Three-quarters of all people in Canada will be exposed to the human papillomavirus (HPV) at least once in their lifetime. While some types of HPV are low risk, other strains cause cervical, anal, and oral cancers.
Vaccines and screening programs to prevent HPV-related cancers are available in Canada, but they’re not easy for everyone to access.
Two populations at particularly high risk of HPV are:
- Gay, bisexual and other men who have sex with men (gbMSM). HPV is very common among gbMSM, impacting 78-98% of this population. Although several Canadian jurisdictions, including Ontario, have a targeted HPV vaccine policy for gbMSM aged 9-26, this requires a young man to be aware of his sexual orientation, and to be willing to disclose it to a provider.
- Men and women living with HIV infection. Research shows that this group is not getting the HPV-related cancer screening they need. The rate of anal cancer among HIV+ gbMSM is 100 times higher than in the general population. Only half of women living with HIV in Ontario undergo regular cervical cancer screening.
How can we make it easier for high-risk groups to access HPV vaccination and screening for HPV-related cancers?
Using a community-based perspective, this project will generate solutions by gathering and integrating scientific as well as community knowledge:
- Searching the scientific literature: We have synthesized findings and recommendations from eight recent research studies about HPV vaccine uptake and willingness, HPV awareness, and screening for HPV-related cancers.
- Consulting with the community: We brought the evidence we gathered to health/service providers and people with lived expertise, to discuss, listen and acknowledge concerns. We then gathered ideas and advice from this community, looking for innovative ideas, alternatives and recommendations for policy and practice.
What we’ve learned so far
Evidence to action: What’s next
Evidence from the studies included in the grant were synthesized and disseminated by community investigators through several presentations at partner organizations. A national symposium on the topic of HPV Vaccination in Young gbMSM was held in 2019 with invited researchers, health care practitioners, health promotion experts and community members. The goal of the symposium was to inform solutions to improve HPV vaccination among young gbMSM in the context of targeted vaccine policies. A brief report of the findings from this symposium is forthcoming.
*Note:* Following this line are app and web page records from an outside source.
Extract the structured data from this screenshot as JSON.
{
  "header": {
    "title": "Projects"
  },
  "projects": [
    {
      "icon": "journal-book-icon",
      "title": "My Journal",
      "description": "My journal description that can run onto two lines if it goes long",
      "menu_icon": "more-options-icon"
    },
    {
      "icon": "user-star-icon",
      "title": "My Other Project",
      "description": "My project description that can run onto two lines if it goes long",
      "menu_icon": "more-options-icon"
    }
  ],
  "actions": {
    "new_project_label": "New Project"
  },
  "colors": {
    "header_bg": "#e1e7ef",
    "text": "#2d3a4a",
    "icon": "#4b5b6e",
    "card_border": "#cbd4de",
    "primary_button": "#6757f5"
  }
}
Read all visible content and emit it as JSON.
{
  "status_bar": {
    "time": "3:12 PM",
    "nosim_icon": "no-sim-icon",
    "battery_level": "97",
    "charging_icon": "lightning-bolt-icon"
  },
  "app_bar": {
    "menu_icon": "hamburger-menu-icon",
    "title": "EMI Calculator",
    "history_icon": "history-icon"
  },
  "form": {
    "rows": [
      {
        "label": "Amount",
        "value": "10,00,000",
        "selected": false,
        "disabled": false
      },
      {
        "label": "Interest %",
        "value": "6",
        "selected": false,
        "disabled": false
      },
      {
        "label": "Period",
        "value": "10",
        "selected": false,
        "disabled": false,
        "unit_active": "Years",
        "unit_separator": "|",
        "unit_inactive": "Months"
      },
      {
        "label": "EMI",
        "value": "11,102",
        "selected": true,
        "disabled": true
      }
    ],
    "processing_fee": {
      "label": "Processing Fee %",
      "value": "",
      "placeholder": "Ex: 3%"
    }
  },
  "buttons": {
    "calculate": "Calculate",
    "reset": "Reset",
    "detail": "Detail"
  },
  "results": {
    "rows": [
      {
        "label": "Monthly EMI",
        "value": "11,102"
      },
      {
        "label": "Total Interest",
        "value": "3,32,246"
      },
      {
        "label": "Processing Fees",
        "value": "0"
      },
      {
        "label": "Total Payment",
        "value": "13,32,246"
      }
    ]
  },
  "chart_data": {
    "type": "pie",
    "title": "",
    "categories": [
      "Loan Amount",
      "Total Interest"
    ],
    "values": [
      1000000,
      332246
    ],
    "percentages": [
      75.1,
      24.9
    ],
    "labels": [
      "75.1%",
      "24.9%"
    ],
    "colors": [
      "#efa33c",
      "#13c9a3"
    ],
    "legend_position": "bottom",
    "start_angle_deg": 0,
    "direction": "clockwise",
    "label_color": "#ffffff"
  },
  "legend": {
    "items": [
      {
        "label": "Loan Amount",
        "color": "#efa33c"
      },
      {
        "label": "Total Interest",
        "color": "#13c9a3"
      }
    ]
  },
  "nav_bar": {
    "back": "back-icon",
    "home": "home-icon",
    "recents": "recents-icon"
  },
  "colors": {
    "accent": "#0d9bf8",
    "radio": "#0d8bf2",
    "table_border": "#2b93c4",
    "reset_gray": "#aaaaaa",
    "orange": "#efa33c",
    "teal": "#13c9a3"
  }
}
The Engage-HPV study is now examining gbMSM in relation to a ‘vaccination cascade’, where men are divided into four stages: those who are unaware of the HPV vaccine, men who are undecided/unwilling to get the vaccine, men who are willing to be vaccinated and those who are vaccinated. This cascade approach will allow us to understand how men across these stages differ, which can help strategize efforts to improve vaccine uptake and identify subpopulations for vaccine promotion. More research is also needed to understand the significant gaps we identified in HPV literacy among people living with HIV.